My favorite thing about the race, though, is how there are women of all shapes and sizes and athletic abilities out there. Many participants are first-time triathletes, and many have never done anything like this in their lives.The air is charged with positive energy and excitement. I get inspired by the women and their stories.

As race weekend got closer, I started to regret my decision to not be involved a little. I know there was no way I could have handled any extra work, but I missed being part of the event. So Friday afternoon I went out to the race site just to say hi. And this morning I took the girls out to the race. In all the years I've worked on the event, they've never actually seen the race.

I'm so glad I took them out there.
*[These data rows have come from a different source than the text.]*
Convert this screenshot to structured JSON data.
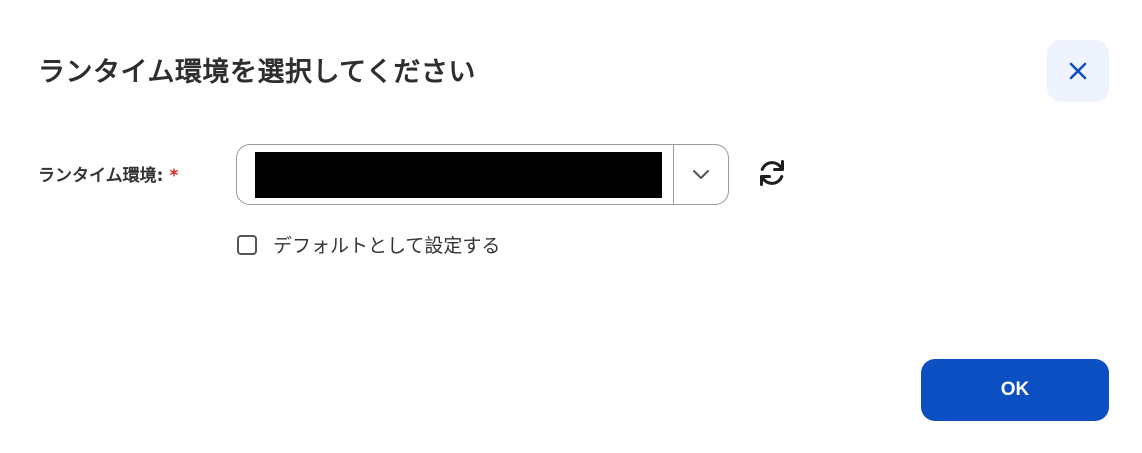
{
  "dialog": {
    "title": "ランタイム環境を選択してください",
    "close_icon": "close-icon",
    "runtime_field": {
      "label": "ランタイム環境:",
      "required_marker": "*",
      "selected_value": "",
      "dropdown_icon": "chevron-down-icon",
      "refresh_icon": "refresh-icon"
    },
    "default_checkbox": {
      "label": "デフォルトとして設定する",
      "checked": false
    },
    "ok_button": "OK"
  },
  "colors": {
    "primary": "#0b4fc2",
    "required": "#e02424",
    "close_bg": "#eef3fd",
    "border": "#9a9a9a"
  }
}
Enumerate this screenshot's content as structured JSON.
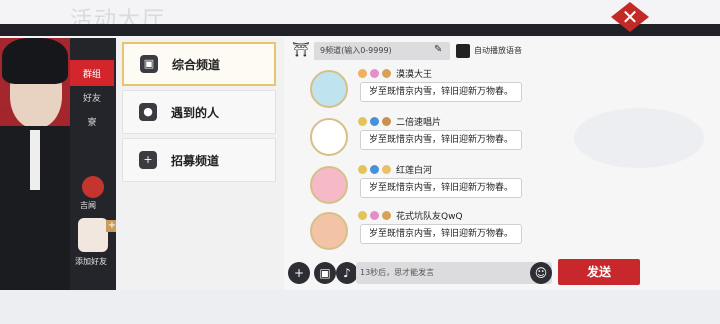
{
  "background": {
    "title": "活动大厅"
  },
  "close_icon": "close-icon",
  "sidebar": {
    "tabs": [
      {
        "label": "群组",
        "active": true
      },
      {
        "label": "好友",
        "active": false
      },
      {
        "label": "寮",
        "active": false
      }
    ],
    "gift_label": "吉闻",
    "add_friend_label": "添加好友"
  },
  "channels": [
    {
      "label": "综合频道",
      "icon": "chat-icon",
      "active": true
    },
    {
      "label": "遇到的人",
      "icon": "person-icon",
      "active": false
    },
    {
      "label": "招募频道",
      "icon": "plus-icon",
      "active": false
    }
  ],
  "chat": {
    "channel_placeholder": "9频道(输入0-9999)",
    "auto_voice_label": "自动播放语音",
    "messages": [
      {
        "name": "漠漠大王",
        "text": "岁至既惜京内雪，锌旧迎新万物春。"
      },
      {
        "name": "二倍速唱片",
        "text": "岁至既惜京内雪，锌旧迎新万物春。"
      },
      {
        "name": "红莲白河",
        "text": "岁至既惜京内雪，锌旧迎新万物春。"
      },
      {
        "name": "花式坑队友QwQ",
        "text": "岁至既惜京内雪，锌旧迎新万物春。"
      }
    ],
    "input_placeholder": "13秒后，思才能发言",
    "send_label": "发送"
  },
  "colors": {
    "accent": "#c8272c",
    "panel_dark": "#2a2b31",
    "gold": "#e6c56e"
  }
}
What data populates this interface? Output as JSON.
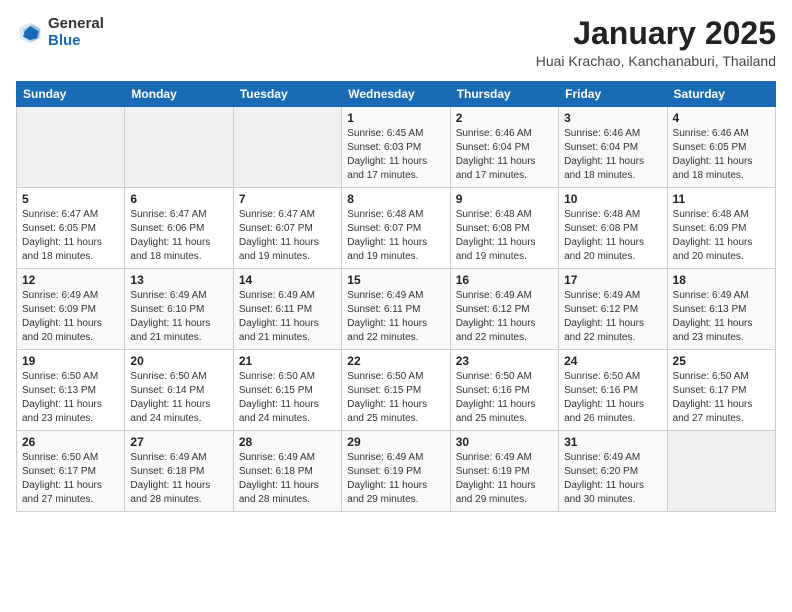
{
  "header": {
    "logo_general": "General",
    "logo_blue": "Blue",
    "month_title": "January 2025",
    "location": "Huai Krachao, Kanchanaburi, Thailand"
  },
  "weekdays": [
    "Sunday",
    "Monday",
    "Tuesday",
    "Wednesday",
    "Thursday",
    "Friday",
    "Saturday"
  ],
  "weeks": [
    [
      {
        "day": "",
        "info": ""
      },
      {
        "day": "",
        "info": ""
      },
      {
        "day": "",
        "info": ""
      },
      {
        "day": "1",
        "info": "Sunrise: 6:45 AM\nSunset: 6:03 PM\nDaylight: 11 hours and 17 minutes."
      },
      {
        "day": "2",
        "info": "Sunrise: 6:46 AM\nSunset: 6:04 PM\nDaylight: 11 hours and 17 minutes."
      },
      {
        "day": "3",
        "info": "Sunrise: 6:46 AM\nSunset: 6:04 PM\nDaylight: 11 hours and 18 minutes."
      },
      {
        "day": "4",
        "info": "Sunrise: 6:46 AM\nSunset: 6:05 PM\nDaylight: 11 hours and 18 minutes."
      }
    ],
    [
      {
        "day": "5",
        "info": "Sunrise: 6:47 AM\nSunset: 6:05 PM\nDaylight: 11 hours and 18 minutes."
      },
      {
        "day": "6",
        "info": "Sunrise: 6:47 AM\nSunset: 6:06 PM\nDaylight: 11 hours and 18 minutes."
      },
      {
        "day": "7",
        "info": "Sunrise: 6:47 AM\nSunset: 6:07 PM\nDaylight: 11 hours and 19 minutes."
      },
      {
        "day": "8",
        "info": "Sunrise: 6:48 AM\nSunset: 6:07 PM\nDaylight: 11 hours and 19 minutes."
      },
      {
        "day": "9",
        "info": "Sunrise: 6:48 AM\nSunset: 6:08 PM\nDaylight: 11 hours and 19 minutes."
      },
      {
        "day": "10",
        "info": "Sunrise: 6:48 AM\nSunset: 6:08 PM\nDaylight: 11 hours and 20 minutes."
      },
      {
        "day": "11",
        "info": "Sunrise: 6:48 AM\nSunset: 6:09 PM\nDaylight: 11 hours and 20 minutes."
      }
    ],
    [
      {
        "day": "12",
        "info": "Sunrise: 6:49 AM\nSunset: 6:09 PM\nDaylight: 11 hours and 20 minutes."
      },
      {
        "day": "13",
        "info": "Sunrise: 6:49 AM\nSunset: 6:10 PM\nDaylight: 11 hours and 21 minutes."
      },
      {
        "day": "14",
        "info": "Sunrise: 6:49 AM\nSunset: 6:11 PM\nDaylight: 11 hours and 21 minutes."
      },
      {
        "day": "15",
        "info": "Sunrise: 6:49 AM\nSunset: 6:11 PM\nDaylight: 11 hours and 22 minutes."
      },
      {
        "day": "16",
        "info": "Sunrise: 6:49 AM\nSunset: 6:12 PM\nDaylight: 11 hours and 22 minutes."
      },
      {
        "day": "17",
        "info": "Sunrise: 6:49 AM\nSunset: 6:12 PM\nDaylight: 11 hours and 22 minutes."
      },
      {
        "day": "18",
        "info": "Sunrise: 6:49 AM\nSunset: 6:13 PM\nDaylight: 11 hours and 23 minutes."
      }
    ],
    [
      {
        "day": "19",
        "info": "Sunrise: 6:50 AM\nSunset: 6:13 PM\nDaylight: 11 hours and 23 minutes."
      },
      {
        "day": "20",
        "info": "Sunrise: 6:50 AM\nSunset: 6:14 PM\nDaylight: 11 hours and 24 minutes."
      },
      {
        "day": "21",
        "info": "Sunrise: 6:50 AM\nSunset: 6:15 PM\nDaylight: 11 hours and 24 minutes."
      },
      {
        "day": "22",
        "info": "Sunrise: 6:50 AM\nSunset: 6:15 PM\nDaylight: 11 hours and 25 minutes."
      },
      {
        "day": "23",
        "info": "Sunrise: 6:50 AM\nSunset: 6:16 PM\nDaylight: 11 hours and 25 minutes."
      },
      {
        "day": "24",
        "info": "Sunrise: 6:50 AM\nSunset: 6:16 PM\nDaylight: 11 hours and 26 minutes."
      },
      {
        "day": "25",
        "info": "Sunrise: 6:50 AM\nSunset: 6:17 PM\nDaylight: 11 hours and 27 minutes."
      }
    ],
    [
      {
        "day": "26",
        "info": "Sunrise: 6:50 AM\nSunset: 6:17 PM\nDaylight: 11 hours and 27 minutes."
      },
      {
        "day": "27",
        "info": "Sunrise: 6:49 AM\nSunset: 6:18 PM\nDaylight: 11 hours and 28 minutes."
      },
      {
        "day": "28",
        "info": "Sunrise: 6:49 AM\nSunset: 6:18 PM\nDaylight: 11 hours and 28 minutes."
      },
      {
        "day": "29",
        "info": "Sunrise: 6:49 AM\nSunset: 6:19 PM\nDaylight: 11 hours and 29 minutes."
      },
      {
        "day": "30",
        "info": "Sunrise: 6:49 AM\nSunset: 6:19 PM\nDaylight: 11 hours and 29 minutes."
      },
      {
        "day": "31",
        "info": "Sunrise: 6:49 AM\nSunset: 6:20 PM\nDaylight: 11 hours and 30 minutes."
      },
      {
        "day": "",
        "info": ""
      }
    ]
  ]
}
The finish line coordinator, who has worked on the race for about as long as I have, let Ella and Lily hand out water bottles to the finishers, which they loved. I got a bit misty watching them with their big smiles, handing out water and high fives to the women as they came across the finish. Ella is now asking how old she has to be before she can do a triathlon.

As much as I miss working on the race, it was really a nice morning. I swanned in at 8:00, long after the race had started, said hi to friends, watched some of the race, hung out at the finish in the shade of the medical tent, and left before the heat kicked in.

Being there, though, reinforced my decision to work the race again next year. Because my life will be so much calmer then.

Monday, June 01, 2009

An Update

Thank you to everyone who commented and e-mailed about Mollie-dog. Your words were very helpful to me.

The latest report is that Mollie-dog has settled in at her new home without a problem. B's dad's house has tile throughout, so Mollie-dog is enjoying sleeping on the cold tile during the heat of the day. His house is also out in the middle of nowhere, and there are deer and raccoons and all sorts of other creatures for Mollie-dog to sniff around after.

I think she'll be enjoying her retirement years.

We're still adjusting. It seems strange not to hear her collar jingling or her nails ticking on the floor. The girls are handing things well. We haven't had too many bouts of tears, but we have had requests for a visit. We'll make that happen in the next week or so.

In the meantime, Grey Kitty, the stray who adopted us three years ago and who lives on our front porch, is getting lots of extra love, which she's not sure she appreciates.